If a line in the entries below includes "letter", show that line.
=== Data for the task ===
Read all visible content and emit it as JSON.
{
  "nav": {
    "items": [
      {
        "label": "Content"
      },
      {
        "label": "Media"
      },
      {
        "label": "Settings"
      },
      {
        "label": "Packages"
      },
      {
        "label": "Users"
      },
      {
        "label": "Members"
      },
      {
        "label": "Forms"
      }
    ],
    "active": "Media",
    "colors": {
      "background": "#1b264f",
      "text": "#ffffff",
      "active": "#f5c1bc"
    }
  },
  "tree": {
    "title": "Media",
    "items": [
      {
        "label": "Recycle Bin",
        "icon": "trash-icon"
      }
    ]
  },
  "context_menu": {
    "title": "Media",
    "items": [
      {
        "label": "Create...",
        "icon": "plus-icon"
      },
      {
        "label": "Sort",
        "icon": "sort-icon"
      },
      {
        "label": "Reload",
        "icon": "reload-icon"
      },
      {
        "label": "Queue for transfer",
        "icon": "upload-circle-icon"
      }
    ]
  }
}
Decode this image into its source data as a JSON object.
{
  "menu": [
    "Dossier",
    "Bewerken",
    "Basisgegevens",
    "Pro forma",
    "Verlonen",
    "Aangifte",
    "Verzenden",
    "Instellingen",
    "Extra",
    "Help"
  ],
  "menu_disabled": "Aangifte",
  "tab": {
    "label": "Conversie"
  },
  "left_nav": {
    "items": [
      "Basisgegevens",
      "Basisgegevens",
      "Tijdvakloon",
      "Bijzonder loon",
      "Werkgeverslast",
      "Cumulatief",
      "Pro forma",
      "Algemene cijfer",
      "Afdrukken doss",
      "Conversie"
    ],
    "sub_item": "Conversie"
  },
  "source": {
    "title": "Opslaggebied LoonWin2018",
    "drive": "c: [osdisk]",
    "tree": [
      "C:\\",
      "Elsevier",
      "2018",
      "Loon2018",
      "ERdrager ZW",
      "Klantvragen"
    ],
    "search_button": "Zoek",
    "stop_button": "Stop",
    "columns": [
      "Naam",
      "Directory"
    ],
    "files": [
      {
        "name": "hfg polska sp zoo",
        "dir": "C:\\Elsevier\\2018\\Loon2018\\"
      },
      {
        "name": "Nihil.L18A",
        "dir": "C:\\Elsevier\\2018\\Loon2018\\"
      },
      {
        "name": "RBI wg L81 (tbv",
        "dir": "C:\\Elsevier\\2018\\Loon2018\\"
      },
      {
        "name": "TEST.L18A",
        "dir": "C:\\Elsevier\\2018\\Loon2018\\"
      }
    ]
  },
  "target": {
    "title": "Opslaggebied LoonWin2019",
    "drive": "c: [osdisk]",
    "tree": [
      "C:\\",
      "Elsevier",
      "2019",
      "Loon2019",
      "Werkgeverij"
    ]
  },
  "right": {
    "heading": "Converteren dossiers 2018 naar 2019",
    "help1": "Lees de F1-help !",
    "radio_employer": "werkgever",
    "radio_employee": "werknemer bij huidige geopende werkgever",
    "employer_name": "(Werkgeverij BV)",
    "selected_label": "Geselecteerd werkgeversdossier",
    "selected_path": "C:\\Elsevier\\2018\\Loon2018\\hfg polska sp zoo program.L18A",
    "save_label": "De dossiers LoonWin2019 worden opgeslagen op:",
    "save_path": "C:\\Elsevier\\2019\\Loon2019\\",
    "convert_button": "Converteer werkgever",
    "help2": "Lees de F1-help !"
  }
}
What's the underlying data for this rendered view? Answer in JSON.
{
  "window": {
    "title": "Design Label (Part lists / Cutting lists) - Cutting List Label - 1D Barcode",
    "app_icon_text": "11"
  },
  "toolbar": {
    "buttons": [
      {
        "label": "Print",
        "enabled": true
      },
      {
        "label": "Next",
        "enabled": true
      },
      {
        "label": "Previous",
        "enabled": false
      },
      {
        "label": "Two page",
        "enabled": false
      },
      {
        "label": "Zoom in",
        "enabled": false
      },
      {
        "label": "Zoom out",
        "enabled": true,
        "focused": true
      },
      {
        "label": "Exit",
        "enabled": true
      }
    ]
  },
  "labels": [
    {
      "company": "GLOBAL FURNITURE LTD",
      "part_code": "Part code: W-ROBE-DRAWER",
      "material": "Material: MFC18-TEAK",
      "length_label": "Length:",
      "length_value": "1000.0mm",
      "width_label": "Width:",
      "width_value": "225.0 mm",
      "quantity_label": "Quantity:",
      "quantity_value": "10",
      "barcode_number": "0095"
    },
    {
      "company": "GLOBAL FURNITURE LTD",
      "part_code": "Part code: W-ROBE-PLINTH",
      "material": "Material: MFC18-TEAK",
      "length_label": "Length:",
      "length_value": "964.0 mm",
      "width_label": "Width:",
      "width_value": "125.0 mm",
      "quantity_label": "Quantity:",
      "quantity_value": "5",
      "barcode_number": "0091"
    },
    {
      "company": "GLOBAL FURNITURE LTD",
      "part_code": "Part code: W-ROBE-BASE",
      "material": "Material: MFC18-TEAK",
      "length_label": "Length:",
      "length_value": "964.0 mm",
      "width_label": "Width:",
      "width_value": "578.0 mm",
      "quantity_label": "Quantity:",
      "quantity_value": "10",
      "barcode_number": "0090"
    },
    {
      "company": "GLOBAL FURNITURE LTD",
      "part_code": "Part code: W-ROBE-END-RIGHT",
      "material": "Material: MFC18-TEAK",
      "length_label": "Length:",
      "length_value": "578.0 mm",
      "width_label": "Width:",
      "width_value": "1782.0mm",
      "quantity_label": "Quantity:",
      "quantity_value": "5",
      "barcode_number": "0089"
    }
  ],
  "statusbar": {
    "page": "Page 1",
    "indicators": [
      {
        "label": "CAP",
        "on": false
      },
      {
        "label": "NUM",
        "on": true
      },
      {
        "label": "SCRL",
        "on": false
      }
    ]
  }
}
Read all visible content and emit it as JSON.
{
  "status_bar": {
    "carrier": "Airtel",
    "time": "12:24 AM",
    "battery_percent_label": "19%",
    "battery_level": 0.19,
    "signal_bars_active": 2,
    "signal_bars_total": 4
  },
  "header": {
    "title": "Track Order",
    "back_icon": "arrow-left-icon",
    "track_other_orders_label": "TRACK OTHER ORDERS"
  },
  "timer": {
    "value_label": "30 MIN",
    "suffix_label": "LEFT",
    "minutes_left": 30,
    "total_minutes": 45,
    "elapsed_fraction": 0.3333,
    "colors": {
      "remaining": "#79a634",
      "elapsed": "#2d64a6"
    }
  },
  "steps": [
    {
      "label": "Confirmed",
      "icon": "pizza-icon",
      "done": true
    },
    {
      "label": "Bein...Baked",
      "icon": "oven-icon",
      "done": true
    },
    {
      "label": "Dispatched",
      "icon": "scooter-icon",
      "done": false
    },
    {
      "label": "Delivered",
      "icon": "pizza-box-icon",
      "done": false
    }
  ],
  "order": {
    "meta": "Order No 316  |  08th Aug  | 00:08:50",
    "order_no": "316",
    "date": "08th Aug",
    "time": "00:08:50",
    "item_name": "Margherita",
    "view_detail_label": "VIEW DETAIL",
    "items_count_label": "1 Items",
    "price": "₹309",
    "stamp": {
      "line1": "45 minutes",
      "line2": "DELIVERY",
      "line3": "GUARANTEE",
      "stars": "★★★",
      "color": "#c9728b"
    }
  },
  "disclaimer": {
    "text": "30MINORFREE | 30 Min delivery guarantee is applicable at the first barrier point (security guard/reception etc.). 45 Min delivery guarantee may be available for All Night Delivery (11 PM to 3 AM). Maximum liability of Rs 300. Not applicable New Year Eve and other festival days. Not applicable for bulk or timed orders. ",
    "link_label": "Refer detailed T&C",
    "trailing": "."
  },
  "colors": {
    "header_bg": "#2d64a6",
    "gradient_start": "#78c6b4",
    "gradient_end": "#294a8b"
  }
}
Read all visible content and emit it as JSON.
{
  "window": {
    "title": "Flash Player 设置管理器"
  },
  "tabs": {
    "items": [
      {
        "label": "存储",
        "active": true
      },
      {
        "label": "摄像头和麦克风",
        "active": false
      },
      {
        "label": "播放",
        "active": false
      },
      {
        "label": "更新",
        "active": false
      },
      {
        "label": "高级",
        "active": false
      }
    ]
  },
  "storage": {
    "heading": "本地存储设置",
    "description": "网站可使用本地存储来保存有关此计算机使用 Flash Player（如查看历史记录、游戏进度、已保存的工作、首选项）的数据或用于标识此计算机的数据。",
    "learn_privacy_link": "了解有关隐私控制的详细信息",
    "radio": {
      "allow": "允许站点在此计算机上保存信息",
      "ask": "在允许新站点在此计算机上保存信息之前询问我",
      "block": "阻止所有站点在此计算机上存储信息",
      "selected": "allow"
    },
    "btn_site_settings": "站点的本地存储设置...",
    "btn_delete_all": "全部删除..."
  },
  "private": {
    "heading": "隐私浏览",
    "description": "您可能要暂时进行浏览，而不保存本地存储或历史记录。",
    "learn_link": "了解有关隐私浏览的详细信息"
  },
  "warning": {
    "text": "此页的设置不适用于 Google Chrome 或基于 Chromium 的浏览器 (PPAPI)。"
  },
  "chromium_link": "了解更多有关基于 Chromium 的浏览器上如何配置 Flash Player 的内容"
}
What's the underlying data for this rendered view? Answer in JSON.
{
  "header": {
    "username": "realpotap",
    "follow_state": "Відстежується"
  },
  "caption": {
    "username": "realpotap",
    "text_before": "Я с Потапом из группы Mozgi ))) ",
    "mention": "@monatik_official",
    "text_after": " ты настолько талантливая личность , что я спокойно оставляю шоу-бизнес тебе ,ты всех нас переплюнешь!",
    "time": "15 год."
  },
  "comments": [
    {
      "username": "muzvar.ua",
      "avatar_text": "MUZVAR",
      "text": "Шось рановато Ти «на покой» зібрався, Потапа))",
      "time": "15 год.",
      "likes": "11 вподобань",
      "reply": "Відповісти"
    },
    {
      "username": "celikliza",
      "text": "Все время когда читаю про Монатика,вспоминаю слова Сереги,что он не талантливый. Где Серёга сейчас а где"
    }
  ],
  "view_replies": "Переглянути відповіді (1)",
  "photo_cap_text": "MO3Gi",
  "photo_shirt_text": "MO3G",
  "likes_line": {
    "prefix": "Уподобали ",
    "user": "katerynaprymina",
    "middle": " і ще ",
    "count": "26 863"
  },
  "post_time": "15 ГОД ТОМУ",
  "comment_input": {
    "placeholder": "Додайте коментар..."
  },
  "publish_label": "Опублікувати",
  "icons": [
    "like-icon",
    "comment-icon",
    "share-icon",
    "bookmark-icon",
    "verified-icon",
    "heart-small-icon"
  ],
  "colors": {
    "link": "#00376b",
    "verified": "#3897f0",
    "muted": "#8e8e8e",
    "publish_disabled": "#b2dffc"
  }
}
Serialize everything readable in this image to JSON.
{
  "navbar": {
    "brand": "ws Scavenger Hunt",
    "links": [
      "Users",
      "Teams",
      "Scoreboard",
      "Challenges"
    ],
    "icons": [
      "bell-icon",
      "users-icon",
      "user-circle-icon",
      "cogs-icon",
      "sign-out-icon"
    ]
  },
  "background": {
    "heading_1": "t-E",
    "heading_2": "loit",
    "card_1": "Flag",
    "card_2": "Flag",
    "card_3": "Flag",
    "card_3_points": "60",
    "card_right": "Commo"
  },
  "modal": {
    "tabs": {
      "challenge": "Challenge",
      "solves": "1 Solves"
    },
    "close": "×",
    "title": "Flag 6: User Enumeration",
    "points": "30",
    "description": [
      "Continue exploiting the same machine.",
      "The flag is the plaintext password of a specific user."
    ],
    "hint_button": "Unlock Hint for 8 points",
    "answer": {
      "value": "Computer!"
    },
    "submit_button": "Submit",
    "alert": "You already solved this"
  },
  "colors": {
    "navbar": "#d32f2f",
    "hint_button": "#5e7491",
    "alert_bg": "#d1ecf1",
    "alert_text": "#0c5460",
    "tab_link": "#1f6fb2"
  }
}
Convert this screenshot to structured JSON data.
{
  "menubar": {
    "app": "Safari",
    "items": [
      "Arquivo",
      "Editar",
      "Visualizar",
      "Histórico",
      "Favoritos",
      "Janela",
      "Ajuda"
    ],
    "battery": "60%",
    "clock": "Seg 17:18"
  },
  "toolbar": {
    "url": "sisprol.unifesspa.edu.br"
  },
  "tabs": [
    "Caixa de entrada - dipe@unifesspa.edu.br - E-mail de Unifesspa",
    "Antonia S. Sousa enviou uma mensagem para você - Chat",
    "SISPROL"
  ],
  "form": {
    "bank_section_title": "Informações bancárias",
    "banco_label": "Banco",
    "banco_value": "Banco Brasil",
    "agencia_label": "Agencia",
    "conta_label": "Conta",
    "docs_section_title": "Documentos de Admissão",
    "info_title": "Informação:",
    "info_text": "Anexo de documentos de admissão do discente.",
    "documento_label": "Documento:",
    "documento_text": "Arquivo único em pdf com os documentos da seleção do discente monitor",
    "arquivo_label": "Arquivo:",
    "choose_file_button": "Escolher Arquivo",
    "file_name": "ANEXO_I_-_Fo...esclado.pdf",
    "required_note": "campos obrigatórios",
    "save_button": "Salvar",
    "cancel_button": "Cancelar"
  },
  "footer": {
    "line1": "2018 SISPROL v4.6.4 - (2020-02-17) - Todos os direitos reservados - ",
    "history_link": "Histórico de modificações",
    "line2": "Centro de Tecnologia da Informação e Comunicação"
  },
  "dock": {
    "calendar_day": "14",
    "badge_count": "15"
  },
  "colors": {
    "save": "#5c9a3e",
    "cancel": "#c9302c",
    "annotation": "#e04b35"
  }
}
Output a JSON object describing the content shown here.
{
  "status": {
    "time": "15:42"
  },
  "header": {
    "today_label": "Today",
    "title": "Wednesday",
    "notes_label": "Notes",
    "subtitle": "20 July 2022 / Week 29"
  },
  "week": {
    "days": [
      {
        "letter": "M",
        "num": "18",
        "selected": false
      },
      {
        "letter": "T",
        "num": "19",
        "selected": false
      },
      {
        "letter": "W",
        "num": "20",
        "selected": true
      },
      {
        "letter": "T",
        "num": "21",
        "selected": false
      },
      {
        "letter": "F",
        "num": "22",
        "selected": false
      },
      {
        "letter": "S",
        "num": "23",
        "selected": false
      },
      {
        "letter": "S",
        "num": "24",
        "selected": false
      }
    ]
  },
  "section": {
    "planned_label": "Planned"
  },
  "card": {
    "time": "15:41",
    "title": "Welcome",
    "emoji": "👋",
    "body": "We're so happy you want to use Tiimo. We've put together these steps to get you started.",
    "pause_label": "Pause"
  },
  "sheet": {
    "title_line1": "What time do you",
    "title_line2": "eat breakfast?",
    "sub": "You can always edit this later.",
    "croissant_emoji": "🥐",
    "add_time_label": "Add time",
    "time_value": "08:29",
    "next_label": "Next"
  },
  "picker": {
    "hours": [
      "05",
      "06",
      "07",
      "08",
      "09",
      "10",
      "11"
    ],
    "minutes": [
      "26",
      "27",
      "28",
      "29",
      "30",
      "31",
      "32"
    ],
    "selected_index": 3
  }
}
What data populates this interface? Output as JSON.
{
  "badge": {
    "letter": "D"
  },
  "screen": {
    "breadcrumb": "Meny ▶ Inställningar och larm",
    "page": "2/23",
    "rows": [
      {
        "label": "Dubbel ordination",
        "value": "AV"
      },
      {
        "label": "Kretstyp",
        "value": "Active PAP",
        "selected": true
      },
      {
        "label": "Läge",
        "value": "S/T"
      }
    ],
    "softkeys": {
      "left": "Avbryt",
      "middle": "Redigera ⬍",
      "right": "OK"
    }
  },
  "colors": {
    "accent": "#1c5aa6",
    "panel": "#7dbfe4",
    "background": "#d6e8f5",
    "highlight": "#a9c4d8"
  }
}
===
__Expected answer__:
        "letter": "M",
        "letter": "T",
        "letter": "W",
        "letter": "T",
        "letter": "F",
        "letter": "S",
        "letter": "S",
    "letter": "D"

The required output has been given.